** Stored data follows **

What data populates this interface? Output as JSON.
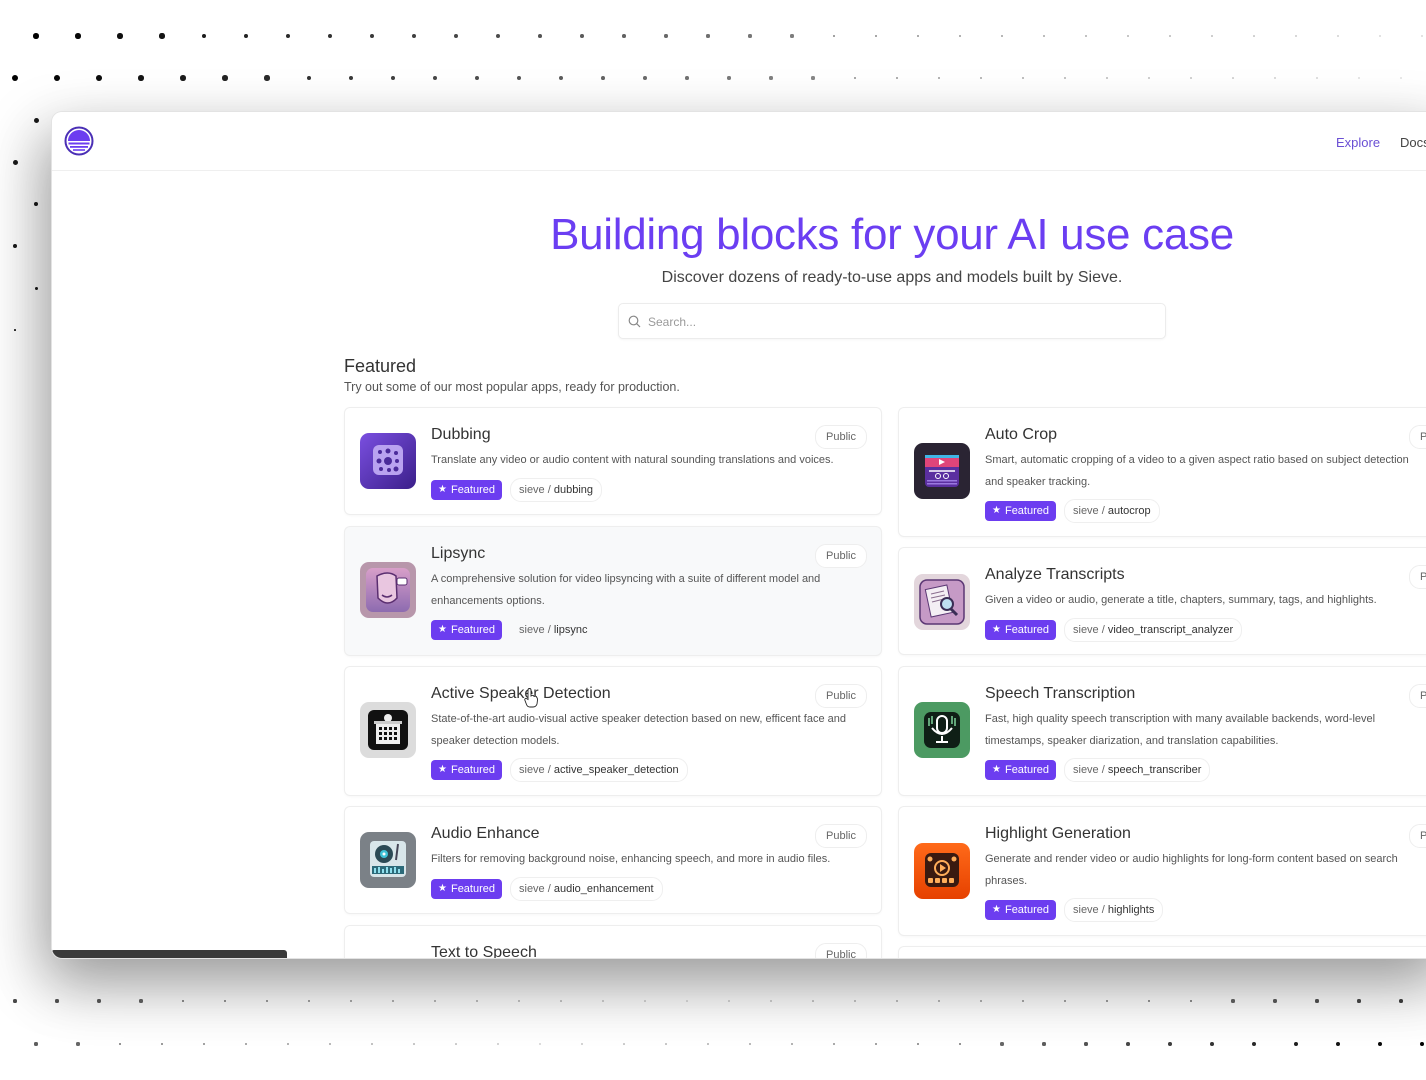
{
  "header": {
    "logo": "sieve-logo-icon",
    "nav": [
      {
        "label": "Explore",
        "active": true
      },
      {
        "label": "Docs",
        "active": false
      }
    ]
  },
  "hero": {
    "title": "Building blocks for your AI use case",
    "subtitle": "Discover dozens of ready-to-use apps and models built by Sieve.",
    "search_placeholder": "Search...",
    "search_value": ""
  },
  "featured": {
    "title": "Featured",
    "subtitle": "Try out some of our most popular apps, ready for production.",
    "featured_label": "Featured",
    "visibility_label": "Public",
    "left_column": [
      {
        "title": "Dubbing",
        "description": "Translate any video or audio content with natural sounding translations and voices.",
        "owner": "sieve",
        "slug": "dubbing",
        "icon": "dubbing-icon",
        "hovered": false
      },
      {
        "title": "Lipsync",
        "description": "A comprehensive solution for video lipsyncing with a suite of different model and enhancements options.",
        "owner": "sieve",
        "slug": "lipsync",
        "icon": "lipsync-icon",
        "hovered": true
      },
      {
        "title": "Active Speaker Detection",
        "description": "State-of-the-art audio-visual active speaker detection based on new, efficent face and speaker detection models.",
        "owner": "sieve",
        "slug": "active_speaker_detection",
        "icon": "active-speaker-icon",
        "hovered": false
      },
      {
        "title": "Audio Enhance",
        "description": "Filters for removing background noise, enhancing speech, and more in audio files.",
        "owner": "sieve",
        "slug": "audio_enhancement",
        "icon": "audio-enhance-icon",
        "hovered": false
      },
      {
        "title": "Text to Speech",
        "description": "",
        "owner": "",
        "slug": "",
        "icon": "",
        "hovered": false
      }
    ],
    "right_column": [
      {
        "title": "Auto Crop",
        "description": "Smart, automatic cropping of a video to a given aspect ratio based on subject detection and speaker tracking.",
        "owner": "sieve",
        "slug": "autocrop",
        "icon": "autocrop-icon",
        "hovered": false
      },
      {
        "title": "Analyze Transcripts",
        "description": "Given a video or audio, generate a title, chapters, summary, tags, and highlights.",
        "owner": "sieve",
        "slug": "video_transcript_analyzer",
        "icon": "analyze-transcripts-icon",
        "hovered": false
      },
      {
        "title": "Speech Transcription",
        "description": "Fast, high quality speech transcription with many available backends, word-level timestamps, speaker diarization, and translation capabilities.",
        "owner": "sieve",
        "slug": "speech_transcriber",
        "icon": "speech-transcription-icon",
        "hovered": false
      },
      {
        "title": "Highlight Generation",
        "description": "Generate and render video or audio highlights for long-form content based on search phrases.",
        "owner": "sieve",
        "slug": "highlights",
        "icon": "highlights-icon",
        "hovered": false
      }
    ]
  },
  "colors": {
    "accent": "#6c3df0",
    "title": "#6b3ef2",
    "nav_active": "#6a4fd4"
  }
}
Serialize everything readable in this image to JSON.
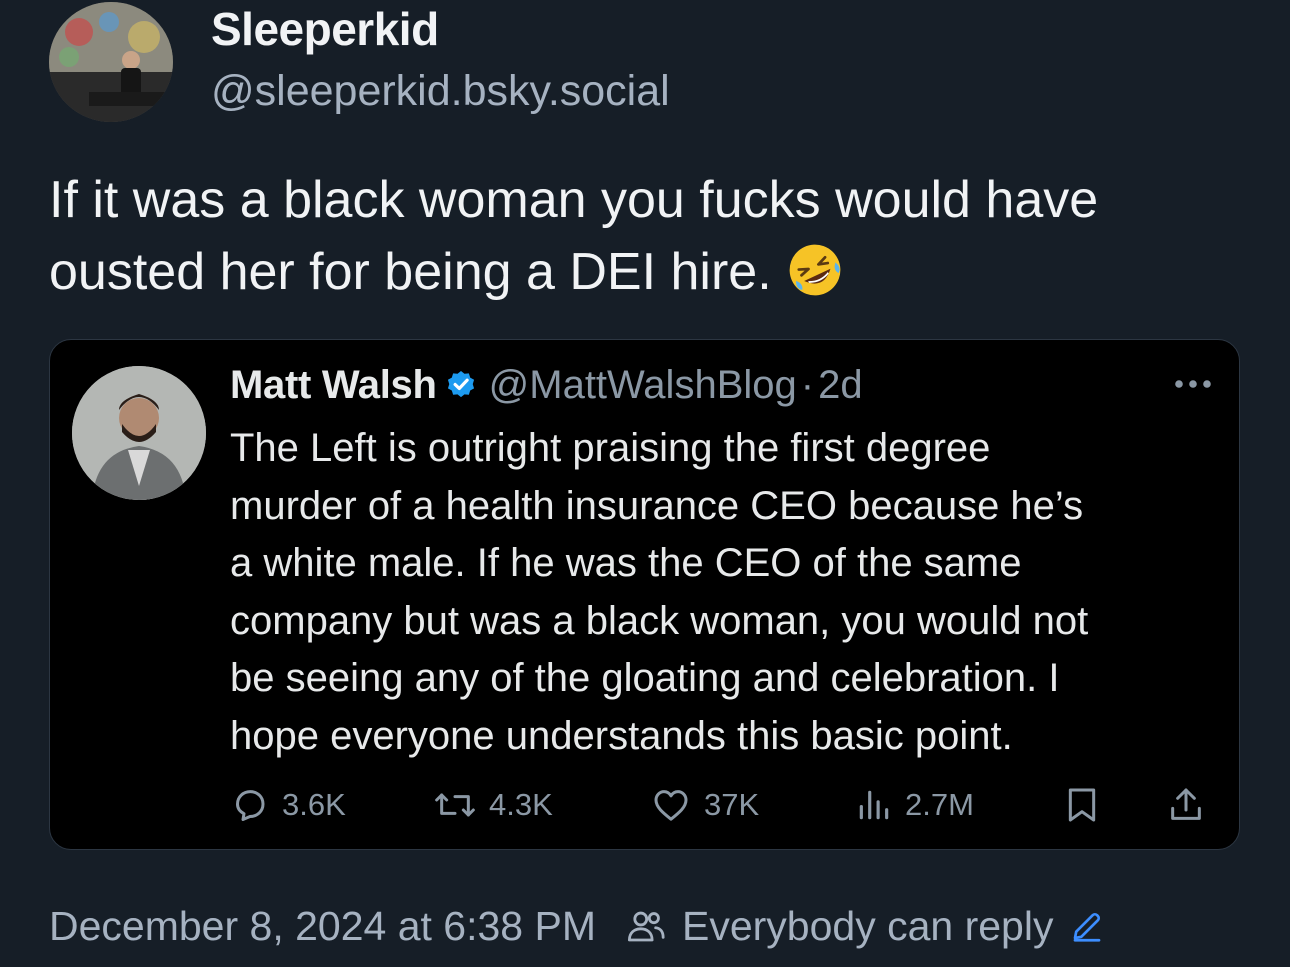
{
  "post": {
    "author": {
      "display_name": "Sleeperkid",
      "handle": "@sleeperkid.bsky.social",
      "avatar_icon": "avatar-photo"
    },
    "text_lines": [
      "If it was a black woman you fucks would have",
      "ousted her for being a DEI hire."
    ],
    "emoji": "rolling-on-the-floor-laughing-emoji",
    "timestamp": "December 8, 2024 at 6:38 PM",
    "reply_setting": "Everybody can reply"
  },
  "quote": {
    "display_name": "Matt Walsh",
    "verified": true,
    "handle": "@MattWalshBlog",
    "separator": "·",
    "time": "2d",
    "text_lines": [
      "The Left is outright praising the first degree",
      "murder of a health insurance CEO because he’s",
      "a white male. If he was the CEO of the same",
      "company but was a black woman, you would not",
      "be seeing any of the gloating and celebration. I",
      "hope everyone understands this basic point."
    ],
    "stats": {
      "replies": "3.6K",
      "reposts": "4.3K",
      "likes": "37K",
      "views": "2.7M"
    }
  },
  "colors": {
    "background": "#161e27",
    "quote_background": "#000000",
    "primary_text": "#f1f3f5",
    "secondary_text": "#a6b2c1",
    "verified_blue": "#1d9bf0",
    "edit_icon": "#3d8eff"
  }
}
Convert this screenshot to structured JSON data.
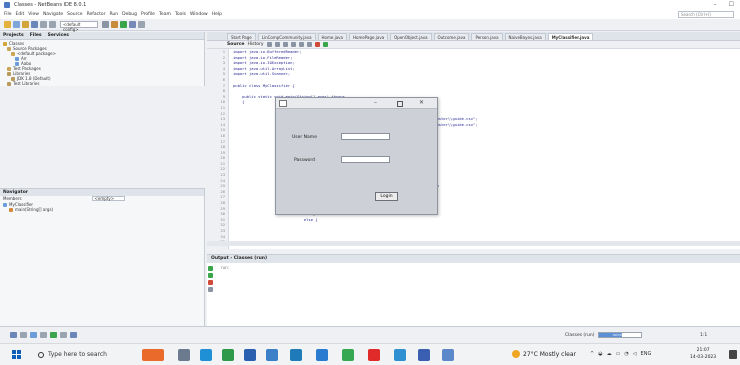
{
  "window": {
    "title": "Classes - NetBeans IDE 8.0.1"
  },
  "menubar": {
    "items": [
      "File",
      "Edit",
      "View",
      "Navigate",
      "Source",
      "Refactor",
      "Run",
      "Debug",
      "Profile",
      "Team",
      "Tools",
      "Window",
      "Help"
    ],
    "search_placeholder": "Search (Ctrl+I)"
  },
  "toolbar": {
    "config": "<default config>"
  },
  "projects": {
    "tabs": [
      "Projects",
      "Files",
      "Services"
    ],
    "tree": [
      {
        "label": "Classes",
        "indent": 1
      },
      {
        "label": "Source Packages",
        "indent": 2
      },
      {
        "label": "<default package>",
        "indent": 3
      },
      {
        "label": "Arr",
        "indent": 4
      },
      {
        "label": "Aabo",
        "indent": 4
      },
      {
        "label": "Test Packages",
        "indent": 2
      },
      {
        "label": "Libraries",
        "indent": 2
      },
      {
        "label": "JDK 1.8 (Default)",
        "indent": 3
      },
      {
        "label": "Test Libraries",
        "indent": 2
      }
    ]
  },
  "navigator": {
    "title": "Navigator",
    "members_label": "Members",
    "filter_value": "<empty>",
    "items": [
      {
        "label": "MyClassifier",
        "indent": 1
      },
      {
        "label": "main(String[] args)",
        "indent": 2
      }
    ]
  },
  "editor": {
    "tabs": [
      "Start Page",
      "LinCompCommunity.java",
      "Home.java",
      "HomePage.java",
      "OpenObject.java",
      "Outcome.java",
      "Person.java",
      "NaiveBayes.java",
      "MyClassifier.java"
    ],
    "active_tab": "MyClassifier.java",
    "subtabs": [
      "Source",
      "History"
    ],
    "line_numbers": [
      "1",
      "2",
      "3",
      "4",
      "5",
      "6",
      "7",
      "8",
      "9",
      "10",
      "11",
      "12",
      "13",
      "14",
      "15",
      "16",
      "17",
      "18",
      "19",
      "20",
      "21",
      "22",
      "23",
      "24",
      "25",
      "26",
      "27",
      "28",
      "29",
      "30",
      "31",
      "32",
      "33",
      "34",
      "35"
    ],
    "code": [
      "import java.io.BufferedReader;",
      "import java.io.FileReader;",
      "import java.io.IOException;",
      "import java.util.ArrayList;",
      "import java.util.Scanner;",
      "",
      "public class MyClassifier {",
      "",
      "    public static void main(String[] args) throws",
      "    {",
      "                                                        ();",
      "                                                        ();",
      "                                                       ilo-master\\\\character-classifier-master\\\\guide.csv\";",
      "                                                       ilo-master\\\\character-classifier-master\\\\guide.csv\";",
      "",
      "",
      "                                                       FileReader(trainingFile));",
      "",
      "                                                       o 10 fold cross-validation",
      "",
      "",
      "                                                       ead into 10 lines",
      "                                                       ileReader(trainingFile));",
      "                                                       == null) {",
      "                                                       rary 1 /case fold 1 as testing data",
      "                                                       ader.readLine()) != null) {",
      "                                   if(line.length() > 0) {",
      "                                       testing.add(new Person(line,0));",
      "",
      "                                   }",
      "                               else {"
    ]
  },
  "output": {
    "title": "Output - Classes (run)",
    "text": "run:"
  },
  "statusbar": {
    "run_label": "Classes (run)",
    "progress_label": "running...",
    "progress": 0.55,
    "caret": "1:1"
  },
  "dialog": {
    "username_label": "User Name",
    "password_label": "Password",
    "login_label": "Login"
  },
  "taskbar": {
    "search_placeholder": "Type here to search",
    "weather": "27°C  Mostly clear",
    "lang": "ENG",
    "time": "21:07",
    "date": "14-03-2023"
  }
}
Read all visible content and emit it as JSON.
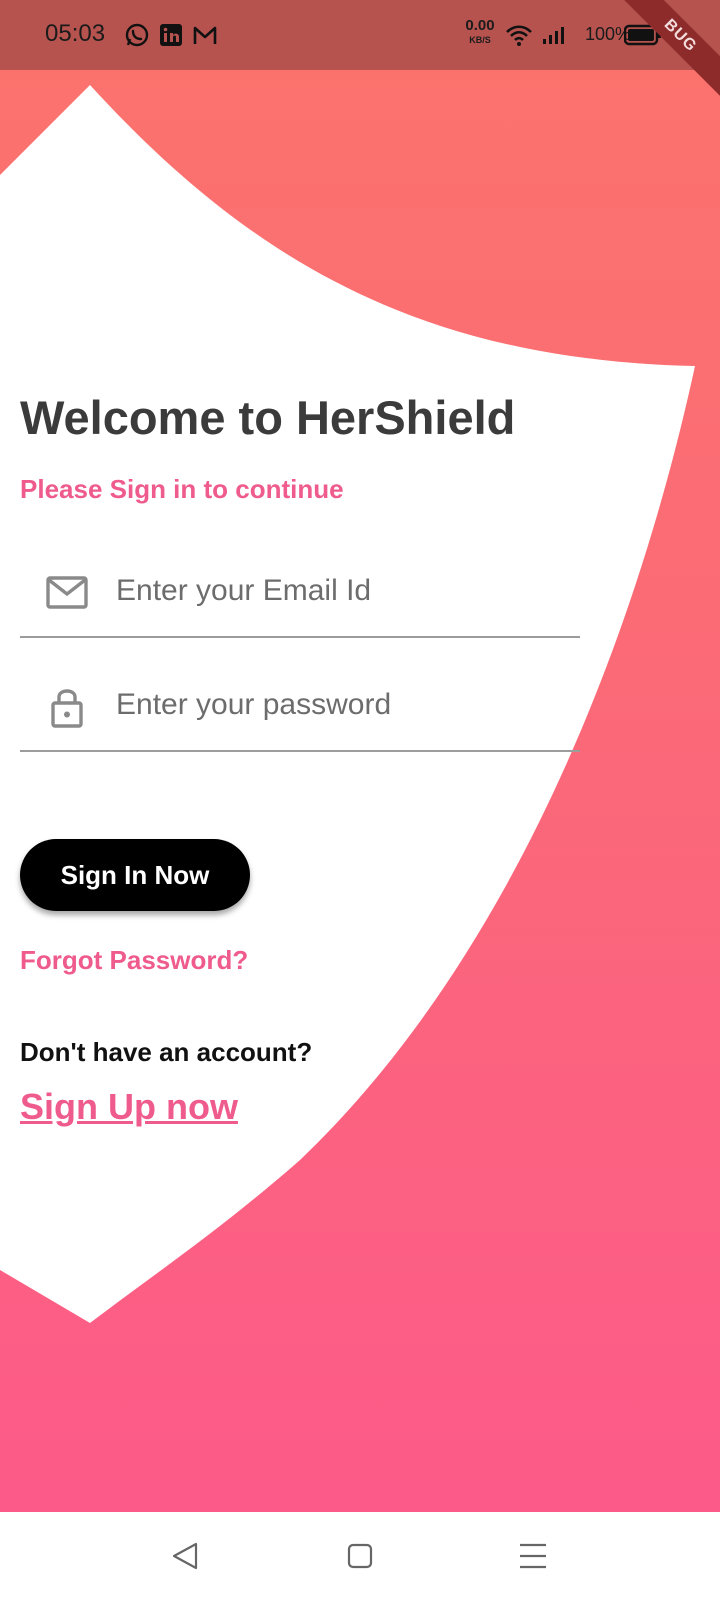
{
  "status_bar": {
    "time": "05:03",
    "net_speed_value": "0.00",
    "net_speed_unit": "KB/S",
    "battery_percent": "100%",
    "debug_banner": "BUG",
    "icons": [
      "whatsapp-icon",
      "linkedin-icon",
      "gmail-icon",
      "wifi-icon",
      "signal-icon",
      "battery-icon"
    ]
  },
  "login": {
    "title": "Welcome to HerShield",
    "subtitle": "Please Sign in to continue",
    "email_placeholder": "Enter your Email Id",
    "password_placeholder": "Enter your password",
    "signin_label": "Sign In Now",
    "forgot_label": "Forgot Password?",
    "no_account_label": "Don't have an account?",
    "signup_label": "Sign Up now"
  },
  "colors": {
    "accent_pink": "#ee5b8c",
    "gradient_top": "#fb736c",
    "gradient_bottom": "#fc5a89",
    "status_bar": "#b6534f",
    "button": "#000000"
  },
  "nav_bar": {
    "icons": [
      "back-icon",
      "home-icon",
      "menu-icon"
    ]
  }
}
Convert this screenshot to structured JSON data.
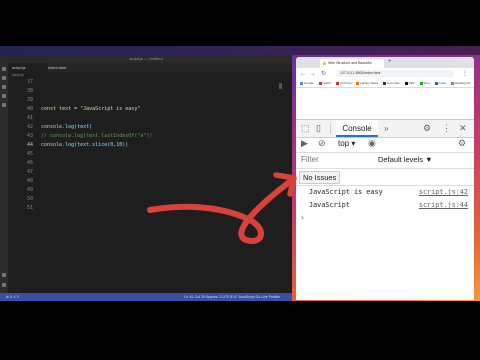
{
  "vscode": {
    "title": "script.js — Untitled",
    "tabs": [
      "script.js",
      "index.html"
    ],
    "breadcrumb": "script.js",
    "lines": [
      {
        "num": "37",
        "code": ""
      },
      {
        "num": "38",
        "code": ""
      },
      {
        "num": "39",
        "code": ""
      },
      {
        "num": "40",
        "code": "const text = \"JavaScript is easy\""
      },
      {
        "num": "41",
        "code": ""
      },
      {
        "num": "42",
        "code": "console.log(text)"
      },
      {
        "num": "43",
        "code": "// console.log(text.lastIndexOf(\"a\"))"
      },
      {
        "num": "44",
        "code": "console.log(text.slice(0,10))"
      },
      {
        "num": "45",
        "code": ""
      },
      {
        "num": "46",
        "code": ""
      },
      {
        "num": "47",
        "code": ""
      },
      {
        "num": "48",
        "code": ""
      },
      {
        "num": "49",
        "code": ""
      },
      {
        "num": "50",
        "code": ""
      },
      {
        "num": "51",
        "code": ""
      }
    ],
    "status_left": "⊗ 0 ⚠ 0",
    "status_right": "Ln 44, Col 29   Spaces: 2   UTF-8   LF   JavaScript   Go Live   Prettier"
  },
  "chrome": {
    "tab_title": "Web Structure and Beautiful",
    "url": "127.0.0.1:5500/index.html",
    "bookmarks": [
      "Google",
      "Netflix",
      "YouTube",
      "Hacker News",
      "Hot Code",
      "DEV",
      "Free",
      "Code",
      "Reading list"
    ]
  },
  "devtools": {
    "console_tab": "Console",
    "more": "»",
    "context": "top",
    "filter_placeholder": "Filter",
    "levels": "Default levels ▼",
    "issues": "No Issues",
    "logs": [
      {
        "message": "JavaScript is easy",
        "source": "script.js:42"
      },
      {
        "message": "JavaScript",
        "source": "script.js:44"
      }
    ],
    "prompt": "›"
  },
  "colors": {
    "arrow": "#d8423a",
    "accent": "#1a73e8"
  }
}
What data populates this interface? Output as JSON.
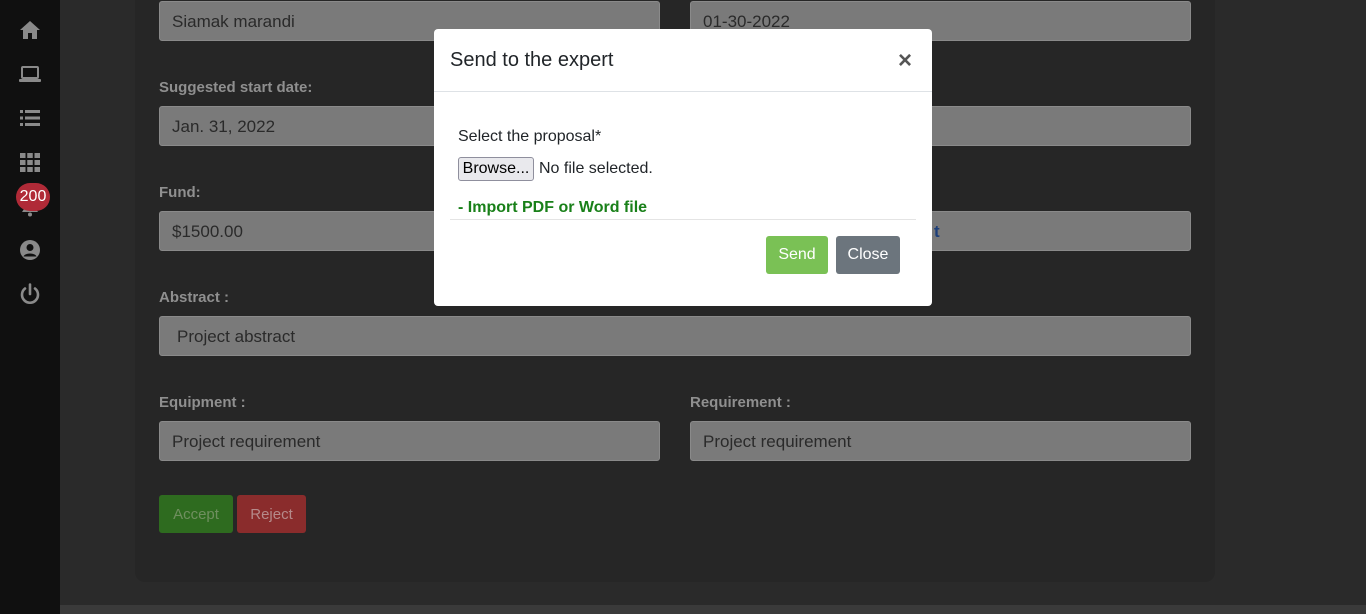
{
  "sidebar": {
    "icons": [
      "home-icon",
      "laptop-icon",
      "list-icon",
      "grid-icon",
      "bell-icon",
      "user-circle-icon",
      "power-icon"
    ],
    "notification_count": "200"
  },
  "form": {
    "name_value": "Siamak marandi",
    "date_value": "01-30-2022",
    "start_date_label": "Suggested start date:",
    "start_date_value": "Jan. 31, 2022",
    "fund_label": "Fund:",
    "fund_value": "$1500.00",
    "link_fragment": "t",
    "abstract_label": "Abstract :",
    "abstract_value": "Project  abstract",
    "equipment_label": "Equipment :",
    "equipment_value": "Project requirement",
    "requirement_label": "Requirement :",
    "requirement_value": "Project requirement",
    "accept_label": "Accept",
    "reject_label": "Reject"
  },
  "modal": {
    "title": "Send to the expert",
    "close_symbol": "×",
    "proposal_label": "Select the proposal*",
    "browse_label": "Browse...",
    "file_status": "No file selected.",
    "import_hint": "- Import PDF or Word file",
    "send_label": "Send",
    "close_label": "Close"
  },
  "colors": {
    "sidebar_bg": "#101010",
    "badge": "#b02a37",
    "send": "#7ac155",
    "close": "#6c757d",
    "hint": "#198019"
  }
}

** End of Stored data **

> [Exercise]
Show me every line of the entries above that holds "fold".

> [Response for this exercise]
      "                                                       o 10 fold cross-validation",
      "                                                       rary 1 /case fold 1 as testing data",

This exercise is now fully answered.